▶ Problem statement
Each line in the data holding "Reminder" should be listed.

══ Material for this task ══

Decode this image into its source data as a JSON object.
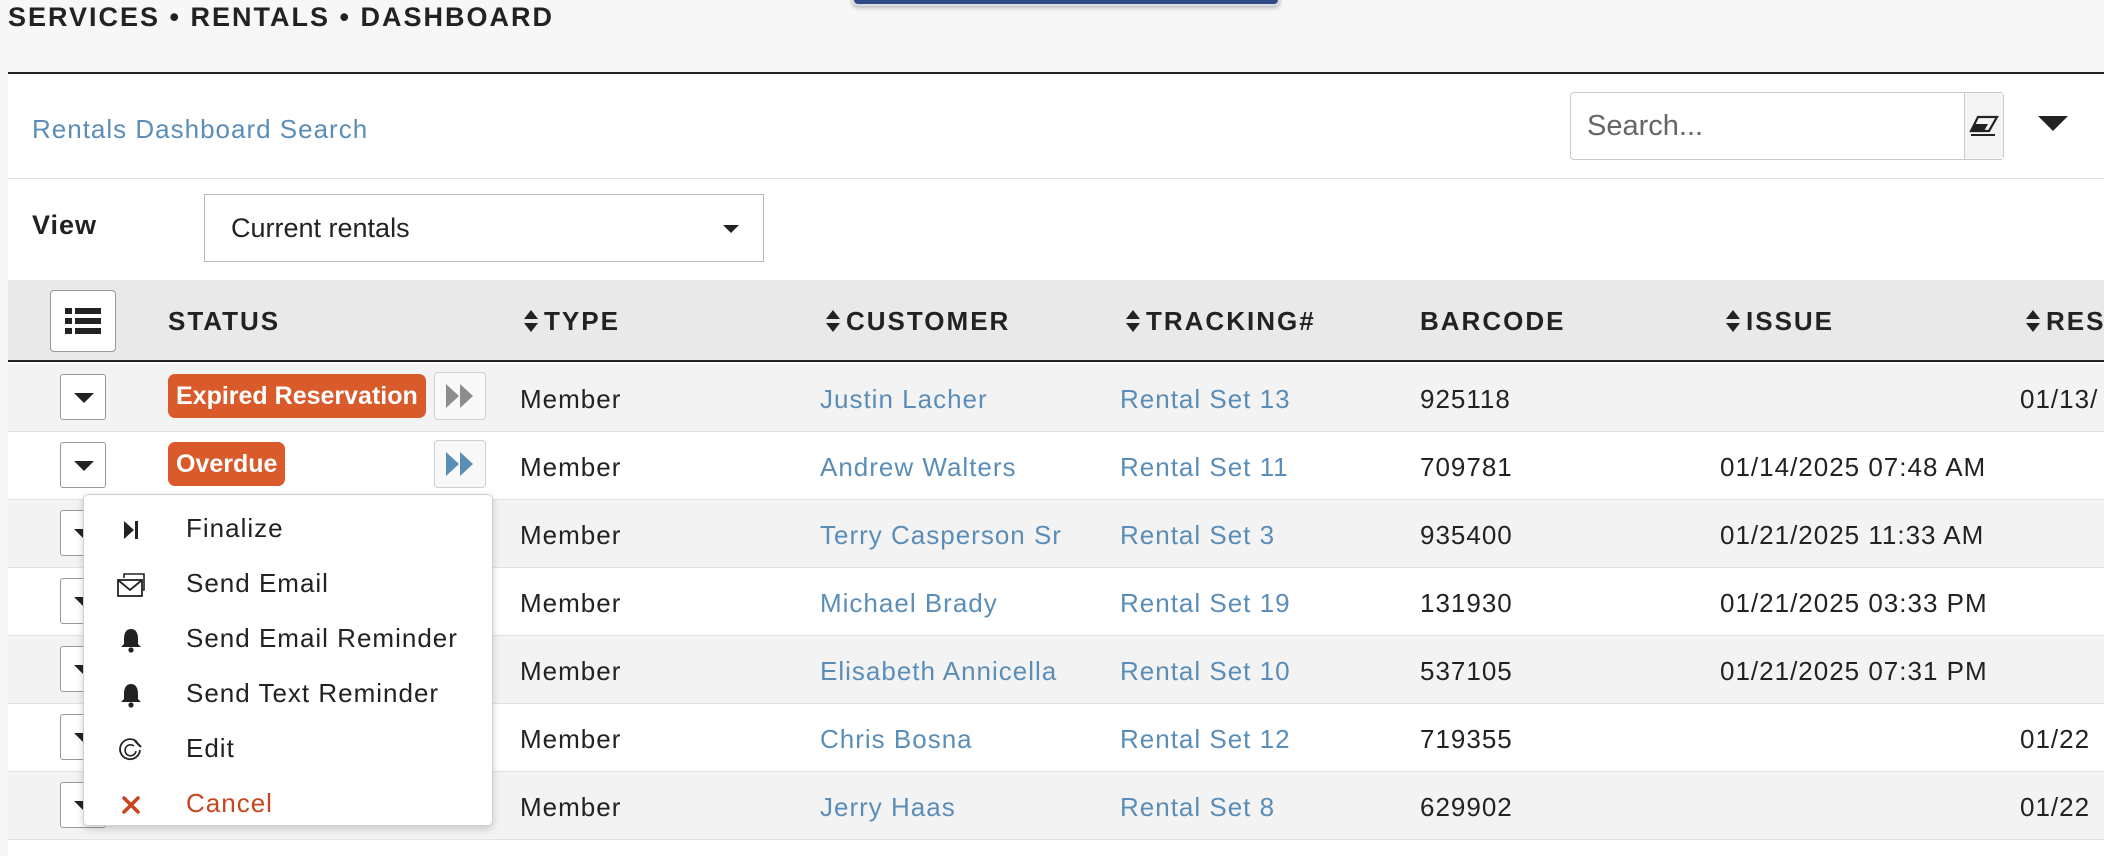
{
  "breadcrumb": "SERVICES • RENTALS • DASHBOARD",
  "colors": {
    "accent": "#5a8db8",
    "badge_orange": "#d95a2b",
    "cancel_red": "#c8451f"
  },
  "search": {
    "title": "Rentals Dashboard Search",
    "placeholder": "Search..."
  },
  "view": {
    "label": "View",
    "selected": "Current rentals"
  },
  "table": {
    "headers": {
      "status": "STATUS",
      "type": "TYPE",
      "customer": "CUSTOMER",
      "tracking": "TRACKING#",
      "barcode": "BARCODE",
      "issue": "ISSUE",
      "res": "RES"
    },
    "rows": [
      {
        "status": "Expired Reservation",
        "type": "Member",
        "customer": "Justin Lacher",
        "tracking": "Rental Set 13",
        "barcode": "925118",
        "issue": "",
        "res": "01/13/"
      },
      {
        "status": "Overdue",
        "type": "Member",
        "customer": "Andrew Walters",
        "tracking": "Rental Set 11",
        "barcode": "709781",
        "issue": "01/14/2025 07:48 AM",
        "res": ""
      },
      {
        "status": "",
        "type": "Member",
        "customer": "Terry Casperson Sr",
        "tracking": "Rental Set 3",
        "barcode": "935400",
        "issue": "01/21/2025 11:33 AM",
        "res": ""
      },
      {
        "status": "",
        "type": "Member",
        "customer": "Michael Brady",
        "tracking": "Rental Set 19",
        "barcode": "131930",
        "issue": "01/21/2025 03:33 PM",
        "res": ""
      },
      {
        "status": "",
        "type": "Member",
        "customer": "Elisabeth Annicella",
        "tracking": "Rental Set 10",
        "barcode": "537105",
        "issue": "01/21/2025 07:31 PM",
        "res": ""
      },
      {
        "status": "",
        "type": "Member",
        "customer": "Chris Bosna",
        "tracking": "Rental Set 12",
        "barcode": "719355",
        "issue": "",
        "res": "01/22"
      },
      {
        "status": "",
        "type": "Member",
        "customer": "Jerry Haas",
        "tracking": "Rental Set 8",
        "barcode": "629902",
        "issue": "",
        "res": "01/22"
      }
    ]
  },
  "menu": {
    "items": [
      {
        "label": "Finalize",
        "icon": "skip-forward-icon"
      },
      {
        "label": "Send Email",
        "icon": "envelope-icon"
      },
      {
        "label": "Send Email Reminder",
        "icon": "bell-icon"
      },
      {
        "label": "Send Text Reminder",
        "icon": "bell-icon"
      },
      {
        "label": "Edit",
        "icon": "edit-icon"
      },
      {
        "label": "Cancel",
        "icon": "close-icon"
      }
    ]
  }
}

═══

▶ Exercise output
        "label": "Send Email Reminder",
        "label": "Send Text Reminder",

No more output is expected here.